This conclusion prompted Silver to claim that our piece conveyed nuanced racism. Yet, it is rather the omissions in his reporting that furthered bias and misunderstanding across our campus. He should have acknowledged that members of our Editorial Board are comprised of racially, ethnically and religiously diverse individuals. If this had been done, certain incendiary and presumptuous comments on the “I, Too, Am NYU” Facebook page would not have been allowed to stand unchallenged. The assumption that the Editorial Board members are “white people [who] feel othered,” who promote “what about us in the majority” arguments, is plainly false. In fact, the editorial was chaired, developed and conceived by a person of color. Given the diversity of the board, it is unclear as to why we would hold a “what about us in the majority” opinion.
The most adamant supporters of “I, Too, Am NYU” pride themselves on combating microaggressions, yet several were prepared to perpetuate them. Indeed, some readily and willingly assumed that anyone who holds an opinion that dissents from that of a group advocating for racial equality must not be a person of color. One commenter went so far as to dismiss the very identities of the individuals who wrote the article. Yet, if an opinion article is anything, it is an opinion that is held by the authors of those who penned it. To disregard the importance of the individuals on the Editorial Board — and their unique identities and experiences — is to ignore this basic fact. The claim that we were motivated by a “what about us in the majority” argument is injurious.
Just as NYU Local is entitled to publish an opinion, the Editorial Board — comprised of several individuals who identify as the “oppressed friends” the author had benightedly volunteered to defend — is also entitled to take a particular view. Silver’s failure to accurately report an opposing perspective conveys a disregard for journalistic principles, as well as a complacency with fueling misguided aggression.

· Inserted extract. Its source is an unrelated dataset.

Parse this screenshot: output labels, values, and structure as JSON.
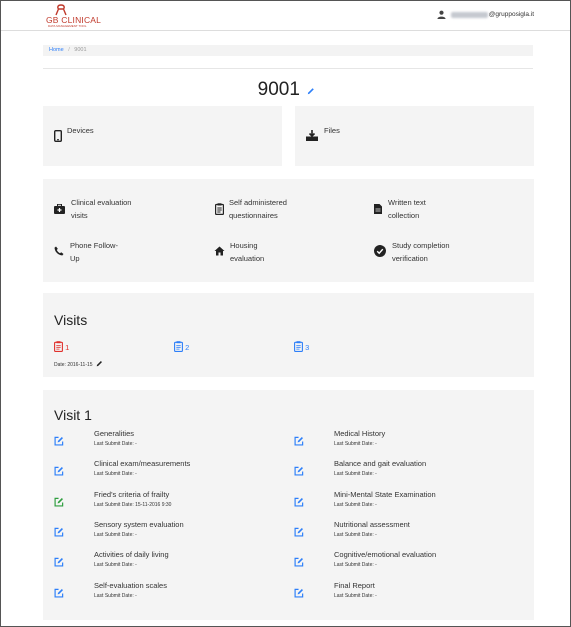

A version of this article appeared in the Wednesday, April 30 print edition. Email the WSN Editorial Board at email@example.com.
Illustration by Jourdan Enriquez.